§ **Task item**:
Give the entries again, exactly as written.
- Opening Delimiter -
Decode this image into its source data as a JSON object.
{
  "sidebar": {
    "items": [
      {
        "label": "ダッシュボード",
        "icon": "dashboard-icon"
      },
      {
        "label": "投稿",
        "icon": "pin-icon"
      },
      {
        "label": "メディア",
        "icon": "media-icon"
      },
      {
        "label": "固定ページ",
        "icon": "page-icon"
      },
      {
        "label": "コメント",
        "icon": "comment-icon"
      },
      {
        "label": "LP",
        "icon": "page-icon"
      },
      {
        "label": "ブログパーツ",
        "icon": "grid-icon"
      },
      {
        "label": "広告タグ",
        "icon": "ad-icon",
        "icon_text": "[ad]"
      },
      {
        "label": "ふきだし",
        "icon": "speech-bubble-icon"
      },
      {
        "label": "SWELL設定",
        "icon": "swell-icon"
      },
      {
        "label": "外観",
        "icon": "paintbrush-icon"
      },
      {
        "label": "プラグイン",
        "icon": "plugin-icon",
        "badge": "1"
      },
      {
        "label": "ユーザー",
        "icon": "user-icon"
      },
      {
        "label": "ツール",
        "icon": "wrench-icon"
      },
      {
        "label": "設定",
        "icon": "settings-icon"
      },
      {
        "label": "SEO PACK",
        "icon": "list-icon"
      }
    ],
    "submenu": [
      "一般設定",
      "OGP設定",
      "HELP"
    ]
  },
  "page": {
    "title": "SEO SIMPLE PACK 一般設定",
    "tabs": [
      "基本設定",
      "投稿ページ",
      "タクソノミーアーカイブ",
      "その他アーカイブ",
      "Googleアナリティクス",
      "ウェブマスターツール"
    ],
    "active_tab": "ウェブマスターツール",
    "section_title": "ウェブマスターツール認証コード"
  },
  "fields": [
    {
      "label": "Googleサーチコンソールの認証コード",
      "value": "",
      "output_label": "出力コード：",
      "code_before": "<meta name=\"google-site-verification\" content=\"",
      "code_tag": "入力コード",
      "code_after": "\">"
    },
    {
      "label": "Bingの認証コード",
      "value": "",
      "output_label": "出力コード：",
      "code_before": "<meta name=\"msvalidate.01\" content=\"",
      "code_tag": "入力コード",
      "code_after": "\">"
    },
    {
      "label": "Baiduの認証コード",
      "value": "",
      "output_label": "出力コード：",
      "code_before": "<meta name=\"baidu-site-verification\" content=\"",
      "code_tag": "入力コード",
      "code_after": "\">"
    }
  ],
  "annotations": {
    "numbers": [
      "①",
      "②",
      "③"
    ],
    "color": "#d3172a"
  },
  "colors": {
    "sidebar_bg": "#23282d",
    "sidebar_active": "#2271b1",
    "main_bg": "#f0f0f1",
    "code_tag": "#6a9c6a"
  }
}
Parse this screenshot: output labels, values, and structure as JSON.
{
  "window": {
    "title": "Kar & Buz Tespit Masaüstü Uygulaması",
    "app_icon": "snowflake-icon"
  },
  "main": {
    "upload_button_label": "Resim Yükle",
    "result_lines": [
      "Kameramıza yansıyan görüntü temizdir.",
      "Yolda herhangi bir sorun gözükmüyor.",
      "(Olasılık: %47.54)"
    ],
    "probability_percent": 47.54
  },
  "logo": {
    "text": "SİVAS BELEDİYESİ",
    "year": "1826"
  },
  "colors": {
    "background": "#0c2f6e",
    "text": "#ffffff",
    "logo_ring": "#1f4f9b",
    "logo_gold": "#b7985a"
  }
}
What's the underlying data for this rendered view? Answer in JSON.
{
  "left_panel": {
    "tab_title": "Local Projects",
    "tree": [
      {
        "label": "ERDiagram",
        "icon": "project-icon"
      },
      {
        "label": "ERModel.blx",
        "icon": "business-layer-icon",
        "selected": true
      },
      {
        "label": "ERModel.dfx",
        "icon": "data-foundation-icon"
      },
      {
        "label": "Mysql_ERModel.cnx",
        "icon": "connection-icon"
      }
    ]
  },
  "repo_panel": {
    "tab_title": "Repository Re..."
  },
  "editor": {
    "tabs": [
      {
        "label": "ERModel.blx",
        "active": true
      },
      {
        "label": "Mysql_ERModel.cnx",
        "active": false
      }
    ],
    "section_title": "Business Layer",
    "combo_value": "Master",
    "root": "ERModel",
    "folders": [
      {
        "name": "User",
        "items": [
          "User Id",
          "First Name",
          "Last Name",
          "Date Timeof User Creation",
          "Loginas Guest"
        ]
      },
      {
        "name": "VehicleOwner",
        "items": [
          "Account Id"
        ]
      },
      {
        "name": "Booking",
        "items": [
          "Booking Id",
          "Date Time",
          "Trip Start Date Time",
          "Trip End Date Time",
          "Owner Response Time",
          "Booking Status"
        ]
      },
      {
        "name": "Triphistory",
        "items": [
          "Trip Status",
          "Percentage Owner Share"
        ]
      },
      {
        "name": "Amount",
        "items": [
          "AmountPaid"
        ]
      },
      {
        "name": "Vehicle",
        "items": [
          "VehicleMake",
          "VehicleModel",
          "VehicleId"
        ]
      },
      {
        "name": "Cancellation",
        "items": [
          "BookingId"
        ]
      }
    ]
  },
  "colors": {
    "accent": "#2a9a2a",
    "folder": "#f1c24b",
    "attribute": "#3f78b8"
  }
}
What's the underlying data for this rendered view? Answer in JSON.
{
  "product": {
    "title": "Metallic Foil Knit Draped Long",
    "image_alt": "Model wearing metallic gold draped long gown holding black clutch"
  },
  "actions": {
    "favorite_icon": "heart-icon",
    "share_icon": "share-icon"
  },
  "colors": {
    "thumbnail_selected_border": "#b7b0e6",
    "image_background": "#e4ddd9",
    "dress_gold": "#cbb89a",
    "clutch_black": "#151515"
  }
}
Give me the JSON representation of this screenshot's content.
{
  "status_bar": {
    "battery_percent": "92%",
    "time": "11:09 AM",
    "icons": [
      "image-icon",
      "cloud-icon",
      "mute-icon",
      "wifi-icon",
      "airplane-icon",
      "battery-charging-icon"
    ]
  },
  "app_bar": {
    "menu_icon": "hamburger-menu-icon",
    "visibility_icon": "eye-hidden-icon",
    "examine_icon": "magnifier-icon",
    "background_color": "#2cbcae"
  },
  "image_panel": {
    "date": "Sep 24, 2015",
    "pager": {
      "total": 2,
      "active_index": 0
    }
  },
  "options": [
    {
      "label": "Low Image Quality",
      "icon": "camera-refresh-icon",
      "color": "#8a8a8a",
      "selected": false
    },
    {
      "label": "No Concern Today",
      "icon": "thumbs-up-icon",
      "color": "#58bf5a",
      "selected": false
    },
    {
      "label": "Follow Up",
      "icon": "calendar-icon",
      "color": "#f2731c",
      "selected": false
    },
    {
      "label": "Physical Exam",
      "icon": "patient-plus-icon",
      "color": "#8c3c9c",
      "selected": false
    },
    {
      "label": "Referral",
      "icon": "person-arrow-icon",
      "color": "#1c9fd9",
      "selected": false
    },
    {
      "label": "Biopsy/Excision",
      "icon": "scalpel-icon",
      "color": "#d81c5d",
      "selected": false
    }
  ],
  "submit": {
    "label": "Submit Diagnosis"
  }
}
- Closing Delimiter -
§ **Result of the task**:
Decode this image into its source data as a JSON object.
{
  "sidebar": {
    "items": [
      {
        "label": "ダッシュボード",
        "icon": "dashboard-icon"
      },
      {
        "label": "投稿",
        "icon": "pin-icon"
      },
      {
        "label": "メディア",
        "icon": "media-icon"
      },
      {
        "label": "固定ページ",
        "icon": "page-icon"
      },
      {
        "label": "コメント",
        "icon": "comment-icon"
      },
      {
        "label": "LP",
        "icon": "page-icon"
      },
      {
        "label": "ブログパーツ",
        "icon": "grid-icon"
      },
      {
        "label": "広告タグ",
        "icon": "ad-icon",
        "icon_text": "[ad]"
      },
      {
        "label": "ふきだし",
        "icon": "speech-bubble-icon"
      },
      {
        "label": "SWELL設定",
        "icon": "swell-icon"
      },
      {
        "label": "外観",
        "icon": "paintbrush-icon"
      },
      {
        "label": "プラグイン",
        "icon": "plugin-icon",
        "badge": "1"
      },
      {
        "label": "ユーザー",
        "icon": "user-icon"
      },
      {
        "label": "ツール",
        "icon": "wrench-icon"
      },
      {
        "label": "設定",
        "icon": "settings-icon"
      },
      {
        "label": "SEO PACK",
        "icon": "list-icon"
      }
    ],
    "submenu": [
      "一般設定",
      "OGP設定",
      "HELP"
    ]
  },
  "page": {
    "title": "SEO SIMPLE PACK 一般設定",
    "tabs": [
      "基本設定",
      "投稿ページ",
      "タクソノミーアーカイブ",
      "その他アーカイブ",
      "Googleアナリティクス",
      "ウェブマスターツール"
    ],
    "active_tab": "ウェブマスターツール",
    "section_title": "ウェブマスターツール認証コード"
  },
  "fields": [
    {
      "label": "Googleサーチコンソールの認証コード",
      "value": "",
      "output_label": "出力コード：",
      "code_before": "<meta name=\"google-site-verification\" content=\"",
      "code_tag": "入力コード",
      "code_after": "\">"
    },
    {
      "label": "Bingの認証コード",
      "value": "",
      "output_label": "出力コード：",
      "code_before": "<meta name=\"msvalidate.01\" content=\"",
      "code_tag": "入力コード",
      "code_after": "\">"
    },
    {
      "label": "Baiduの認証コード",
      "value": "",
      "output_label": "出力コード：",
      "code_before": "<meta name=\"baidu-site-verification\" content=\"",
      "code_tag": "入力コード",
      "code_after": "\">"
    }
  ],
  "annotations": {
    "numbers": [
      "①",
      "②",
      "③"
    ],
    "color": "#d3172a"
  },
  "colors": {
    "sidebar_bg": "#23282d",
    "sidebar_active": "#2271b1",
    "main_bg": "#f0f0f1",
    "code_tag": "#6a9c6a"
  }
}
Parse this screenshot: output labels, values, and structure as JSON.
{
  "window": {
    "title": "Kar & Buz Tespit Masaüstü Uygulaması",
    "app_icon": "snowflake-icon"
  },
  "main": {
    "upload_button_label": "Resim Yükle",
    "result_lines": [
      "Kameramıza yansıyan görüntü temizdir.",
      "Yolda herhangi bir sorun gözükmüyor.",
      "(Olasılık: %47.54)"
    ],
    "probability_percent": 47.54
  },
  "logo": {
    "text": "SİVAS BELEDİYESİ",
    "year": "1826"
  },
  "colors": {
    "background": "#0c2f6e",
    "text": "#ffffff",
    "logo_ring": "#1f4f9b",
    "logo_gold": "#b7985a"
  }
}
What's the underlying data for this rendered view? Answer in JSON.
{
  "left_panel": {
    "tab_title": "Local Projects",
    "tree": [
      {
        "label": "ERDiagram",
        "icon": "project-icon"
      },
      {
        "label": "ERModel.blx",
        "icon": "business-layer-icon",
        "selected": true
      },
      {
        "label": "ERModel.dfx",
        "icon": "data-foundation-icon"
      },
      {
        "label": "Mysql_ERModel.cnx",
        "icon": "connection-icon"
      }
    ]
  },
  "repo_panel": {
    "tab_title": "Repository Re..."
  },
  "editor": {
    "tabs": [
      {
        "label": "ERModel.blx",
        "active": true
      },
      {
        "label": "Mysql_ERModel.cnx",
        "active": false
      }
    ],
    "section_title": "Business Layer",
    "combo_value": "Master",
    "root": "ERModel",
    "folders": [
      {
        "name": "User",
        "items": [
          "User Id",
          "First Name",
          "Last Name",
          "Date Timeof User Creation",
          "Loginas Guest"
        ]
      },
      {
        "name": "VehicleOwner",
        "items": [
          "Account Id"
        ]
      },
      {
        "name": "Booking",
        "items": [
          "Booking Id",
          "Date Time",
          "Trip Start Date Time",
          "Trip End Date Time",
          "Owner Response Time",
          "Booking Status"
        ]
      },
      {
        "name": "Triphistory",
        "items": [
          "Trip Status",
          "Percentage Owner Share"
        ]
      },
      {
        "name": "Amount",
        "items": [
          "AmountPaid"
        ]
      },
      {
        "name": "Vehicle",
        "items": [
          "VehicleMake",
          "VehicleModel",
          "VehicleId"
        ]
      },
      {
        "name": "Cancellation",
        "items": [
          "BookingId"
        ]
      }
    ]
  },
  "colors": {
    "accent": "#2a9a2a",
    "folder": "#f1c24b",
    "attribute": "#3f78b8"
  }
}
What's the underlying data for this rendered view? Answer in JSON.
{
  "product": {
    "title": "Metallic Foil Knit Draped Long",
    "image_alt": "Model wearing metallic gold draped long gown holding black clutch"
  },
  "actions": {
    "favorite_icon": "heart-icon",
    "share_icon": "share-icon"
  },
  "colors": {
    "thumbnail_selected_border": "#b7b0e6",
    "image_background": "#e4ddd9",
    "dress_gold": "#cbb89a",
    "clutch_black": "#151515"
  }
}
Give me the JSON representation of this screenshot's content.
{
  "status_bar": {
    "battery_percent": "92%",
    "time": "11:09 AM",
    "icons": [
      "image-icon",
      "cloud-icon",
      "mute-icon",
      "wifi-icon",
      "airplane-icon",
      "battery-charging-icon"
    ]
  },
  "app_bar": {
    "menu_icon": "hamburger-menu-icon",
    "visibility_icon": "eye-hidden-icon",
    "examine_icon": "magnifier-icon",
    "background_color": "#2cbcae"
  },
  "image_panel": {
    "date": "Sep 24, 2015",
    "pager": {
      "total": 2,
      "active_index": 0
    }
  },
  "options": [
    {
      "label": "Low Image Quality",
      "icon": "camera-refresh-icon",
      "color": "#8a8a8a",
      "selected": false
    },
    {
      "label": "No Concern Today",
      "icon": "thumbs-up-icon",
      "color": "#58bf5a",
      "selected": false
    },
    {
      "label": "Follow Up",
      "icon": "calendar-icon",
      "color": "#f2731c",
      "selected": false
    },
    {
      "label": "Physical Exam",
      "icon": "patient-plus-icon",
      "color": "#8c3c9c",
      "selected": false
    },
    {
      "label": "Referral",
      "icon": "person-arrow-icon",
      "color": "#1c9fd9",
      "selected": false
    },
    {
      "label": "Biopsy/Excision",
      "icon": "scalpel-icon",
      "color": "#d81c5d",
      "selected": false
    }
  ],
  "submit": {
    "label": "Submit Diagnosis"
  }
}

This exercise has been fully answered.